⟨
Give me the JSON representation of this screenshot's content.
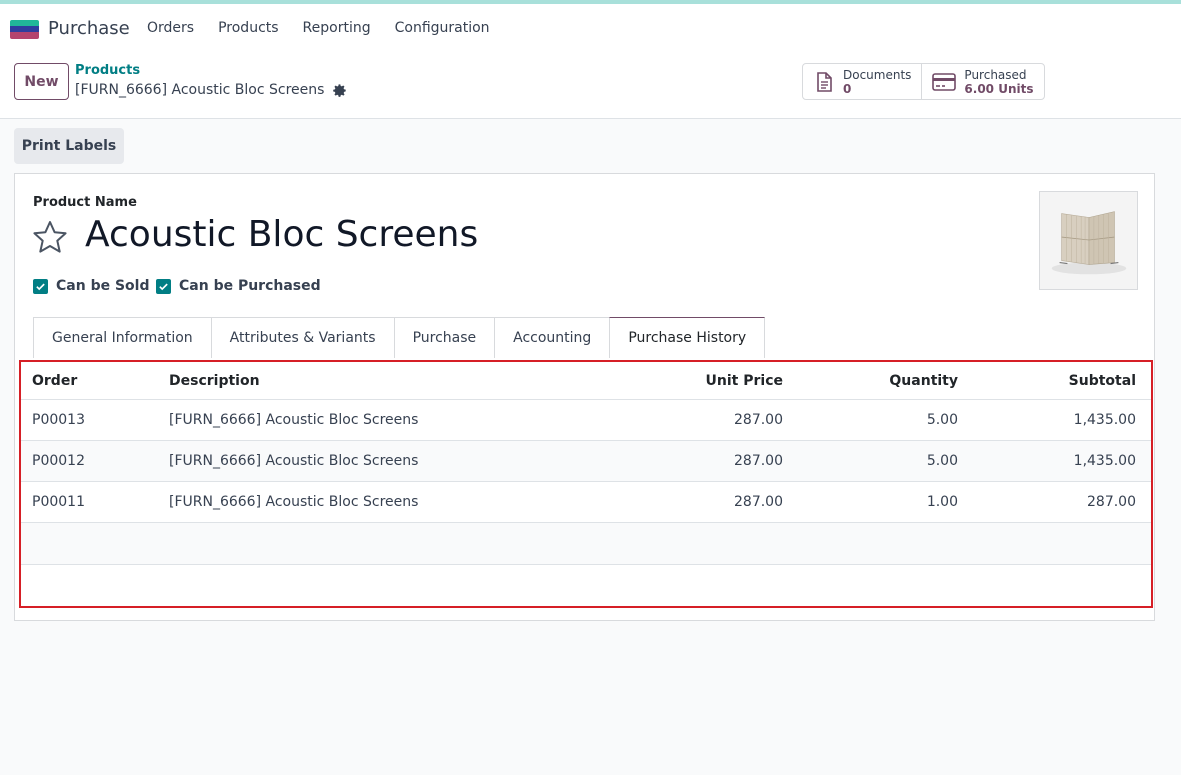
{
  "app": {
    "name": "Purchase"
  },
  "menu": [
    "Orders",
    "Products",
    "Reporting",
    "Configuration"
  ],
  "control": {
    "new_label": "New",
    "breadcrumb_parent": "Products",
    "breadcrumb_current": "[FURN_6666] Acoustic Bloc Screens"
  },
  "stats": {
    "documents": {
      "label": "Documents",
      "value": "0",
      "icon": "document-icon"
    },
    "purchased": {
      "label": "Purchased",
      "value": "6.00 Units",
      "icon": "credit-card-icon"
    }
  },
  "actions": {
    "print_labels": "Print Labels"
  },
  "form": {
    "product_name_label": "Product Name",
    "product_name": "Acoustic Bloc Screens",
    "can_be_sold": "Can be Sold",
    "can_be_purchased": "Can be Purchased"
  },
  "tabs": [
    "General Information",
    "Attributes & Variants",
    "Purchase",
    "Accounting",
    "Purchase History"
  ],
  "table": {
    "headers": {
      "order": "Order",
      "description": "Description",
      "unit_price": "Unit Price",
      "quantity": "Quantity",
      "subtotal": "Subtotal"
    },
    "rows": [
      {
        "order": "P00013",
        "description": "[FURN_6666] Acoustic Bloc Screens",
        "unit_price": "287.00",
        "quantity": "5.00",
        "subtotal": "1,435.00"
      },
      {
        "order": "P00012",
        "description": "[FURN_6666] Acoustic Bloc Screens",
        "unit_price": "287.00",
        "quantity": "5.00",
        "subtotal": "1,435.00"
      },
      {
        "order": "P00011",
        "description": "[FURN_6666] Acoustic Bloc Screens",
        "unit_price": "287.00",
        "quantity": "1.00",
        "subtotal": "287.00"
      }
    ]
  },
  "colors": {
    "brand": "#714b67",
    "teal": "#017e84",
    "highlight": "#d61f26"
  }
}
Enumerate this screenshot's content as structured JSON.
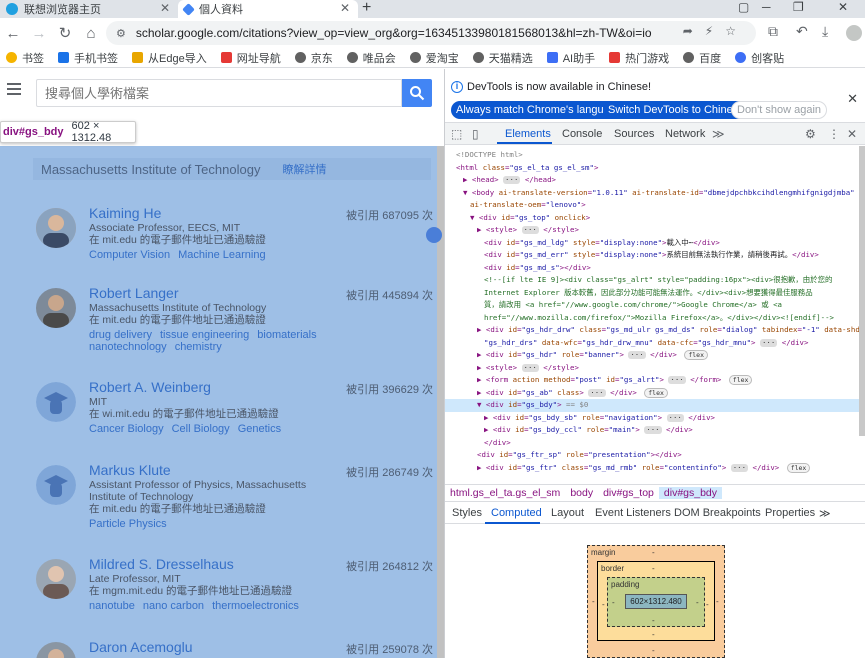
{
  "tabs": [
    {
      "title": "联想浏览器主页",
      "active": false,
      "icon_color": "#1fa0e0"
    },
    {
      "title": "個人資料",
      "active": true,
      "icon_color": "#4285f4"
    }
  ],
  "omnibox": {
    "url": "scholar.google.com/citations?view_op=view_org&org=16345133980181568013&hl=zh-TW&oi=io"
  },
  "bookmarks": [
    {
      "label": "书签",
      "color": "#f5b400"
    },
    {
      "label": "手机书签",
      "color": "#1a73e8"
    },
    {
      "label": "从Edge导入",
      "color": "#e8a600"
    },
    {
      "label": "网址导航",
      "color": "#e53935"
    },
    {
      "label": "京东",
      "color": "#616161"
    },
    {
      "label": "唯品会",
      "color": "#616161"
    },
    {
      "label": "爱淘宝",
      "color": "#616161"
    },
    {
      "label": "天猫精选",
      "color": "#616161"
    },
    {
      "label": "AI助手",
      "color": "#3d6ef5"
    },
    {
      "label": "热门游戏",
      "color": "#e53935"
    },
    {
      "label": "百度",
      "color": "#616161"
    },
    {
      "label": "创客贴",
      "color": "#3d6ef5"
    }
  ],
  "search": {
    "placeholder": "搜尋個人學術檔案"
  },
  "tooltip": {
    "selector": "div#gs_bdy",
    "size": "602 × 1312.48"
  },
  "org": {
    "name": "Massachusetts Institute of Technology",
    "learn_more": "瞭解詳情"
  },
  "authors": [
    {
      "name": "Kaiming He",
      "cited": "被引用 687095 次",
      "affiliation": "Associate Professor, EECS, MIT",
      "email": "在 mit.edu 的電子郵件地址已通過驗證",
      "tags": [
        "Computer Vision",
        "Machine Learning"
      ],
      "avatar": "photo"
    },
    {
      "name": "Robert Langer",
      "cited": "被引用 445894 次",
      "affiliation": "Massachusetts Institute of Technology",
      "email": "在 mit.edu 的電子郵件地址已通過驗證",
      "tags": [
        "drug delivery",
        "tissue engineering",
        "biomaterials",
        "nanotechnology",
        "chemistry"
      ],
      "avatar": "photo"
    },
    {
      "name": "Robert A. Weinberg",
      "cited": "被引用 396629 次",
      "affiliation": "MIT",
      "email": "在 wi.mit.edu 的電子郵件地址已通過驗證",
      "tags": [
        "Cancer Biology",
        "Cell Biology",
        "Genetics"
      ],
      "avatar": "placeholder"
    },
    {
      "name": "Markus Klute",
      "cited": "被引用 286749 次",
      "affiliation": "Assistant Professor of Physics, Massachusetts Institute of Technology",
      "email": "在 mit.edu 的電子郵件地址已通過驗證",
      "tags": [
        "Particle Physics"
      ],
      "avatar": "placeholder"
    },
    {
      "name": "Mildred S. Dresselhaus",
      "cited": "被引用 264812 次",
      "affiliation": "Late Professor, MIT",
      "email": "在 mgm.mit.edu 的電子郵件地址已通過驗證",
      "tags": [
        "nanotube",
        "nano carbon",
        "thermoelectronics"
      ],
      "avatar": "photo"
    },
    {
      "name": "Daron Acemoglu",
      "cited": "被引用 259078 次",
      "affiliation": "",
      "email": "",
      "tags": [],
      "avatar": "photo"
    }
  ],
  "devtools": {
    "info_text": "DevTools is now available in Chinese!",
    "btn_match": "Always match Chrome's language",
    "btn_switch": "Switch DevTools to Chinese",
    "btn_dont": "Don't show again",
    "tabs": [
      "Elements",
      "Console",
      "Sources",
      "Network"
    ],
    "breadcrumbs": [
      "html.gs_el_ta.gs_el_sm",
      "body",
      "div#gs_top",
      "div#gs_bdy"
    ],
    "sub_tabs": [
      "Styles",
      "Computed",
      "Layout",
      "Event Listeners",
      "DOM Breakpoints",
      "Properties"
    ],
    "box_model": {
      "margin": "margin",
      "border": "border",
      "padding": "padding",
      "content": "602×1312.480",
      "dash": "-"
    }
  },
  "dom_lines": [
    {
      "indent": 0,
      "html": "<span class='gray'>&lt;!DOCTYPE html&gt;</span>"
    },
    {
      "indent": 0,
      "html": "&lt;html <span class='attr'>class</span>=<span class='val'>\"gs_el_ta gs_el_sm\"</span>&gt;"
    },
    {
      "indent": 1,
      "html": "▶ &lt;head&gt; <span class='ell'>···</span> &lt;/head&gt;"
    },
    {
      "indent": 1,
      "html": "▼ &lt;body <span class='attr'>ai-translate-version</span>=<span class='val'>\"1.0.11\"</span> <span class='attr'>ai-translate-id</span>=<span class='val'>\"dbmejdpchbkcihdlengmhifgnigdjmba\"</span>"
    },
    {
      "indent": 2,
      "html": "<span class='attr'>ai-translate-oem</span>=<span class='val'>\"lenovo\"</span>&gt;"
    },
    {
      "indent": 2,
      "html": "▼ &lt;div <span class='attr'>id</span>=<span class='val'>\"gs_top\"</span> <span class='attr'>onclick</span>&gt;"
    },
    {
      "indent": 3,
      "html": "▶ &lt;style&gt; <span class='ell'>···</span> &lt;/style&gt;"
    },
    {
      "indent": 4,
      "html": "&lt;div <span class='attr'>id</span>=<span class='val'>\"gs_md_ldg\"</span> <span class='attr'>style</span>=<span class='val'>\"display:none\"</span>&gt;<span class='txt'>載入中⋯</span>&lt;/div&gt;"
    },
    {
      "indent": 4,
      "html": "&lt;div <span class='attr'>id</span>=<span class='val'>\"gs_md_err\"</span> <span class='attr'>style</span>=<span class='val'>\"display:none\"</span>&gt;<span class='txt'>系統目前無法執行作業，請稍後再試。</span>&lt;/div&gt;"
    },
    {
      "indent": 4,
      "html": "&lt;div <span class='attr'>id</span>=<span class='val'>\"gs_md_s\"</span>&gt;&lt;/div&gt;"
    },
    {
      "indent": 4,
      "html": "<span class='cmt'>&lt;!--[if lte IE 9]&gt;&lt;div class=\"gs_alrt\" style=\"padding:16px\"&gt;&lt;div&gt;很抱歉，由於您的</span>"
    },
    {
      "indent": 4,
      "html": "<span class='cmt'>Internet Explorer 版本較舊，因此部分功能可能無法運作。&lt;/div&gt;&lt;div&gt;想要獲得最佳服務品</span>"
    },
    {
      "indent": 4,
      "html": "<span class='cmt'>質，請改用 &lt;a href=\"//www.google.com/chrome/\"&gt;Google Chrome&lt;/a&gt; 或 &lt;a</span>"
    },
    {
      "indent": 4,
      "html": "<span class='cmt'>href=\"//www.mozilla.com/firefox/\"&gt;Mozilla Firefox&lt;/a&gt;。&lt;/div&gt;&lt;/div&gt;&lt;![endif]--&gt;</span>"
    },
    {
      "indent": 3,
      "html": "▶ &lt;div <span class='attr'>id</span>=<span class='val'>\"gs_hdr_drw\"</span> <span class='attr'>class</span>=<span class='val'>\"gs_md_ulr gs_md_ds\"</span> <span class='attr'>role</span>=<span class='val'>\"dialog\"</span> <span class='attr'>tabindex</span>=<span class='val'>\"-1\"</span> <span class='attr'>data-shd</span>="
    },
    {
      "indent": 4,
      "html": "<span class='val'>\"gs_hdr_drs\"</span> <span class='attr'>data-wfc</span>=<span class='val'>\"gs_hdr_drw_mnu\"</span> <span class='attr'>data-cfc</span>=<span class='val'>\"gs_hdr_mnu\"</span>&gt; <span class='ell'>···</span> &lt;/div&gt;"
    },
    {
      "indent": 3,
      "html": "▶ &lt;div <span class='attr'>id</span>=<span class='val'>\"gs_hdr\"</span> <span class='attr'>role</span>=<span class='val'>\"banner\"</span>&gt; <span class='ell'>···</span> &lt;/div&gt; <span class='badge-flex'>flex</span>"
    },
    {
      "indent": 3,
      "html": "▶ &lt;style&gt; <span class='ell'>···</span> &lt;/style&gt;"
    },
    {
      "indent": 3,
      "html": "▶ &lt;form <span class='attr'>action</span> <span class='attr'>method</span>=<span class='val'>\"post\"</span> <span class='attr'>id</span>=<span class='val'>\"gs_alrt\"</span>&gt; <span class='ell'>···</span> &lt;/form&gt; <span class='badge-flex'>flex</span>"
    },
    {
      "indent": 3,
      "html": "▶ &lt;div <span class='attr'>id</span>=<span class='val'>\"gs_ab\"</span> <span class='attr'>class</span>&gt; <span class='ell'>···</span> &lt;/div&gt; <span class='badge-flex'>flex</span>"
    },
    {
      "indent": 3,
      "html": "▼ &lt;div <span class='attr'>id</span>=<span class='val'>\"gs_bdy\"</span>&gt; <span class='gray'>== $0</span>",
      "selected": true
    },
    {
      "indent": 4,
      "html": "▶ &lt;div <span class='attr'>id</span>=<span class='val'>\"gs_bdy_sb\"</span> <span class='attr'>role</span>=<span class='val'>\"navigation\"</span>&gt; <span class='ell'>···</span> &lt;/div&gt;"
    },
    {
      "indent": 4,
      "html": "▶ &lt;div <span class='attr'>id</span>=<span class='val'>\"gs_bdy_ccl\"</span> <span class='attr'>role</span>=<span class='val'>\"main\"</span>&gt; <span class='ell'>···</span> &lt;/div&gt;"
    },
    {
      "indent": 4,
      "html": "&lt;/div&gt;"
    },
    {
      "indent": 3,
      "html": "&lt;div <span class='attr'>id</span>=<span class='val'>\"gs_ftr_sp\"</span> <span class='attr'>role</span>=<span class='val'>\"presentation\"</span>&gt;&lt;/div&gt;"
    },
    {
      "indent": 3,
      "html": "▶ &lt;div <span class='attr'>id</span>=<span class='val'>\"gs_ftr\"</span> <span class='attr'>class</span>=<span class='val'>\"gs_md_rmb\"</span> <span class='attr'>role</span>=<span class='val'>\"contentinfo\"</span>&gt; <span class='ell'>···</span> &lt;/div&gt; <span class='badge-flex'>flex</span>"
    }
  ]
}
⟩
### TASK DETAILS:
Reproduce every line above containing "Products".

### RESULT OF THE EXERCISE:
    "Products",
    "breadcrumb_parent": "Products",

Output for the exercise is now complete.